TASK INPUTS:
........
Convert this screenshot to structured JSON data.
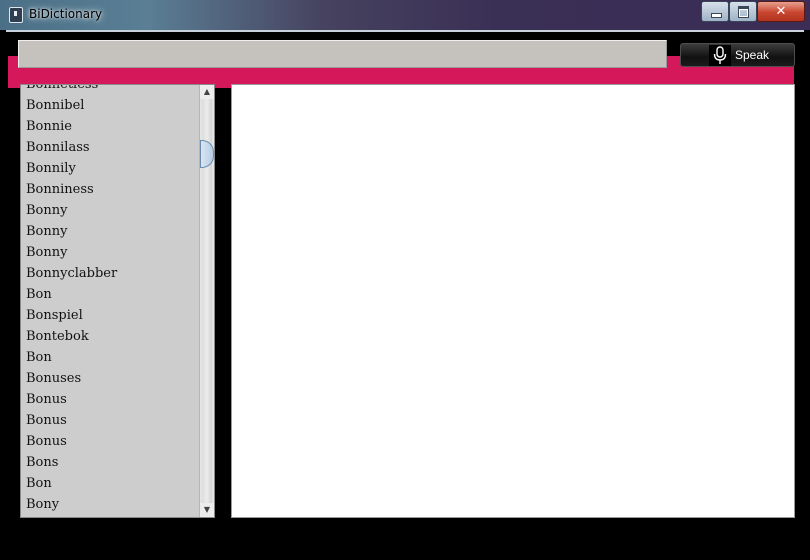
{
  "window": {
    "title": "BiDictionary",
    "close_glyph": "✕",
    "app_icon": "app-book-icon"
  },
  "toolbar": {
    "search_value": "",
    "speak_label": "Speak",
    "speak_icon": "microphone-icon",
    "accent_color": "#d4185a"
  },
  "word_list": {
    "items": [
      "Bonnetless",
      "Bonnibel",
      "Bonnie",
      "Bonnilass",
      "Bonnily",
      "Bonniness",
      "Bonny",
      "Bonny",
      "Bonny",
      "Bonnyclabber",
      "Bon",
      "Bonspiel",
      "Bontebok",
      "Bon",
      "Bonuses",
      "Bonus",
      "Bonus",
      "Bonus",
      "Bons",
      "Bon",
      "Bony"
    ]
  },
  "definition": {
    "text": ""
  }
}
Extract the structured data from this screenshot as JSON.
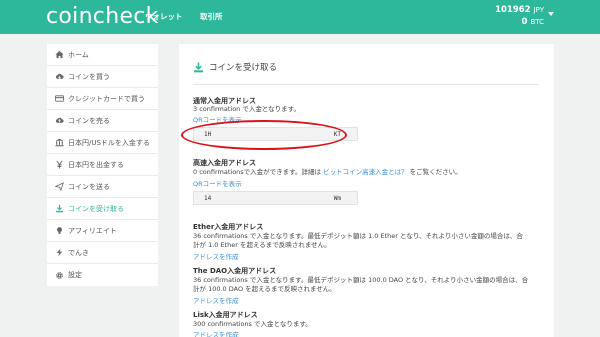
{
  "header": {
    "logo": "coincheck",
    "nav": {
      "wallet": "ウォレット",
      "exchange": "取引所"
    },
    "balance": {
      "jpy_value": "101962",
      "jpy_unit": "JPY",
      "btc_value": "0",
      "btc_unit": "BTC"
    }
  },
  "sidebar": {
    "items": [
      {
        "label": "ホーム",
        "icon": "home-icon"
      },
      {
        "label": "コインを買う",
        "icon": "cloud-download-icon"
      },
      {
        "label": "クレジットカードで買う",
        "icon": "credit-card-icon"
      },
      {
        "label": "コインを売る",
        "icon": "cloud-upload-icon"
      },
      {
        "label": "日本円/USドルを入金する",
        "icon": "bank-icon"
      },
      {
        "label": "日本円を出金する",
        "icon": "yen-icon"
      },
      {
        "label": "コインを送る",
        "icon": "send-icon"
      },
      {
        "label": "コインを受け取る",
        "icon": "download-icon",
        "active": true
      },
      {
        "label": "アフィリエイト",
        "icon": "lightbulb-icon"
      },
      {
        "label": "でんき",
        "icon": "bolt-icon"
      },
      {
        "label": "設定",
        "icon": "gear-icon"
      }
    ]
  },
  "main": {
    "title": "コインを受け取る",
    "normal": {
      "heading": "通常入金用アドレス",
      "desc": "3 confirmation で入金となります。",
      "qr_link": "QRコードを表示",
      "address_start": "1H",
      "address_end": "KT"
    },
    "fast": {
      "heading": "高速入金用アドレス",
      "desc_before": "0 confirmationsで入金ができます。詳細は ",
      "desc_link": "ビットコイン高速入金とは？",
      "desc_after": " をご覧ください。",
      "qr_link": "QRコードを表示",
      "address_start": "14",
      "address_end": "Wm"
    },
    "ether": {
      "heading": "Ether入金用アドレス",
      "desc_line1": "36 confirmations で入金となります。最低デポジット額は 1.0 Ether となり、それより小さい金額の場合は、合",
      "desc_line2": "計が 1.0 Ether を超えるまで反映されません。",
      "link": "アドレスを作成"
    },
    "dao": {
      "heading": "The DAO入金用アドレス",
      "desc_line1": "36 confirmations で入金となります。最低デポジット額は 100.0 DAO となり、それより小さい金額の場合は、合",
      "desc_line2": "計が 100.0 DAO を超えるまで反映されません。",
      "link": "アドレスを作成"
    },
    "lisk": {
      "heading": "Lisk入金用アドレス",
      "desc": "300 confirmations で入金となります。",
      "link": "アドレスを作成"
    }
  },
  "colors": {
    "brand": "#2db89b",
    "link": "#3a8fd0",
    "annotation": "#d9141c"
  }
}
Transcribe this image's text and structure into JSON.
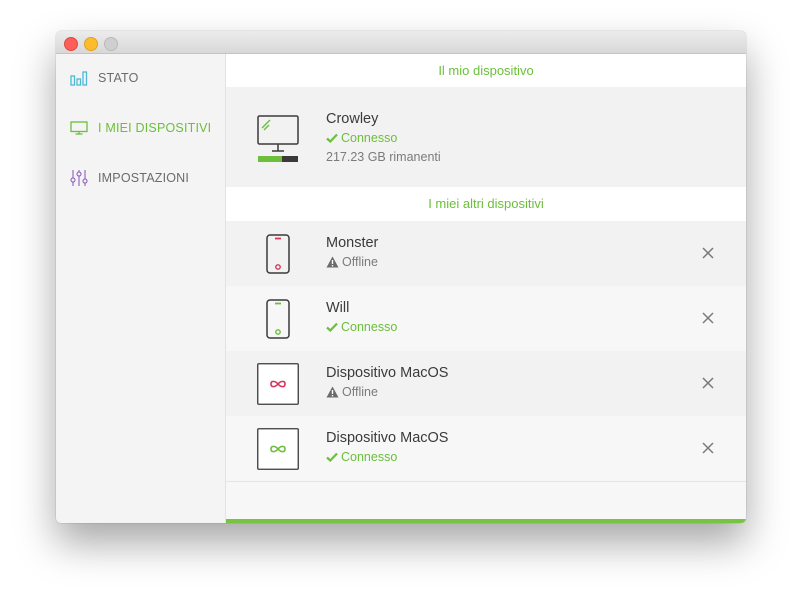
{
  "sidebar": {
    "items": [
      {
        "label": "STATO",
        "icon": "bar-chart-icon",
        "active": false
      },
      {
        "label": "I MIEI DISPOSITIVI",
        "icon": "monitor-icon",
        "active": true
      },
      {
        "label": "IMPOSTAZIONI",
        "icon": "sliders-icon",
        "active": false
      }
    ]
  },
  "main": {
    "my_device_title": "Il mio dispositivo",
    "my_device": {
      "name": "Crowley",
      "status": "Connesso",
      "storage": "217.23 GB rimanenti",
      "icon": "desktop-icon",
      "storage_used_fraction": 0.6
    },
    "other_devices_title": "I miei altri dispositivi",
    "other_devices": [
      {
        "name": "Monster",
        "status": "Offline",
        "online": false,
        "icon": "phone-icon"
      },
      {
        "name": "Will",
        "status": "Connesso",
        "online": true,
        "icon": "phone-icon"
      },
      {
        "name": "Dispositivo MacOS",
        "status": "Offline",
        "online": false,
        "icon": "infinity-icon"
      },
      {
        "name": "Dispositivo MacOS",
        "status": "Connesso",
        "online": true,
        "icon": "infinity-icon"
      }
    ]
  },
  "colors": {
    "accent": "#6bbf3a",
    "offline_accent": "#d9345a",
    "stato_icon": "#4db8d6",
    "impostazioni_icon": "#9b6bbf"
  }
}
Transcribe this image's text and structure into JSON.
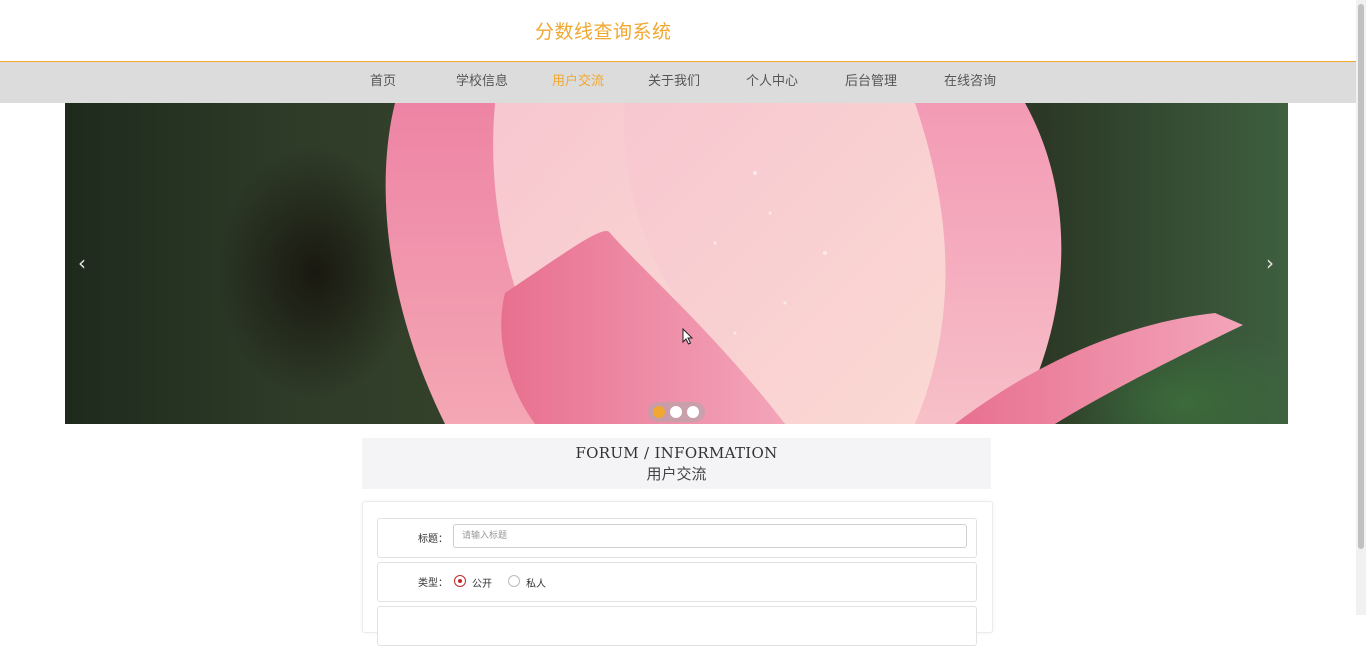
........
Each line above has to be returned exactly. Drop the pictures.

Convert this screenshot to structured JSON data.
{
  "window": {
    "title": "BiDictionary",
    "close_glyph": "✕",
    "app_icon": "app-book-icon"
  },
  "toolbar": {
    "search_value": "",
    "speak_label": "Speak",
    "speak_icon": "microphone-icon",
    "accent_color": "#d4185a"
  },
  "word_list": {
    "items": [
      "Bonnetless",
      "Bonnibel",
      "Bonnie",
      "Bonnilass",
      "Bonnily",
      "Bonniness",
      "Bonny",
      "Bonny",
      "Bonny",
      "Bonnyclabber",
      "Bon",
      "Bonspiel",
      "Bontebok",
      "Bon",
      "Bonuses",
      "Bonus",
      "Bonus",
      "Bonus",
      "Bons",
      "Bon",
      "Bony"
    ]
  },
  "definition": {
    "text": ""
  }
}
Extract the structured data from this screenshot as JSON.
{
  "header": {
    "logo": "coincheck",
    "nav": {
      "wallet": "ウォレット",
      "exchange": "取引所"
    },
    "balance": {
      "jpy_value": "101962",
      "jpy_unit": "JPY",
      "btc_value": "0",
      "btc_unit": "BTC"
    }
  },
  "sidebar": {
    "items": [
      {
        "label": "ホーム",
        "icon": "home-icon"
      },
      {
        "label": "コインを買う",
        "icon": "cloud-download-icon"
      },
      {
        "label": "クレジットカードで買う",
        "icon": "credit-card-icon"
      },
      {
        "label": "コインを売る",
        "icon": "cloud-upload-icon"
      },
      {
        "label": "日本円/USドルを入金する",
        "icon": "bank-icon"
      },
      {
        "label": "日本円を出金する",
        "icon": "yen-icon"
      },
      {
        "label": "コインを送る",
        "icon": "send-icon"
      },
      {
        "label": "コインを受け取る",
        "icon": "download-icon",
        "active": true
      },
      {
        "label": "アフィリエイト",
        "icon": "lightbulb-icon"
      },
      {
        "label": "でんき",
        "icon": "bolt-icon"
      },
      {
        "label": "設定",
        "icon": "gear-icon"
      }
    ]
  },
  "main": {
    "title": "コインを受け取る",
    "normal": {
      "heading": "通常入金用アドレス",
      "desc": "3 confirmation で入金となります。",
      "qr_link": "QRコードを表示",
      "address_start": "1H",
      "address_end": "KT"
    },
    "fast": {
      "heading": "高速入金用アドレス",
      "desc_before": "0 confirmationsで入金ができます。詳細は ",
      "desc_link": "ビットコイン高速入金とは？",
      "desc_after": " をご覧ください。",
      "qr_link": "QRコードを表示",
      "address_start": "14",
      "address_end": "Wm"
    },
    "ether": {
      "heading": "Ether入金用アドレス",
      "desc_line1": "36 confirmations で入金となります。最低デポジット額は 1.0 Ether となり、それより小さい金額の場合は、合",
      "desc_line2": "計が 1.0 Ether を超えるまで反映されません。",
      "link": "アドレスを作成"
    },
    "dao": {
      "heading": "The DAO入金用アドレス",
      "desc_line1": "36 confirmations で入金となります。最低デポジット額は 100.0 DAO となり、それより小さい金額の場合は、合",
      "desc_line2": "計が 100.0 DAO を超えるまで反映されません。",
      "link": "アドレスを作成"
    },
    "lisk": {
      "heading": "Lisk入金用アドレス",
      "desc": "300 confirmations で入金となります。",
      "link": "アドレスを作成"
    }
  },
  "colors": {
    "brand": "#2db89b",
    "link": "#3a8fd0",
    "annotation": "#d9141c"
  }
}
Transcribe this image's text and structure into JSON.
{
  "sidebar": {
    "items": [
      {
        "label": "STATO",
        "icon": "bar-chart-icon",
        "active": false
      },
      {
        "label": "I MIEI DISPOSITIVI",
        "icon": "monitor-icon",
        "active": true
      },
      {
        "label": "IMPOSTAZIONI",
        "icon": "sliders-icon",
        "active": false
      }
    ]
  },
  "main": {
    "my_device_title": "Il mio dispositivo",
    "my_device": {
      "name": "Crowley",
      "status": "Connesso",
      "storage": "217.23 GB rimanenti",
      "icon": "desktop-icon",
      "storage_used_fraction": 0.6
    },
    "other_devices_title": "I miei altri dispositivi",
    "other_devices": [
      {
        "name": "Monster",
        "status": "Offline",
        "online": false,
        "icon": "phone-icon"
      },
      {
        "name": "Will",
        "status": "Connesso",
        "online": true,
        "icon": "phone-icon"
      },
      {
        "name": "Dispositivo MacOS",
        "status": "Offline",
        "online": false,
        "icon": "infinity-icon"
      },
      {
        "name": "Dispositivo MacOS",
        "status": "Connesso",
        "online": true,
        "icon": "infinity-icon"
      }
    ]
  },
  "colors": {
    "accent": "#6bbf3a",
    "offline_accent": "#d9345a",
    "stato_icon": "#4db8d6",
    "impostazioni_icon": "#9b6bbf"
  }
}
Transcribe this image's text and structure into JSON.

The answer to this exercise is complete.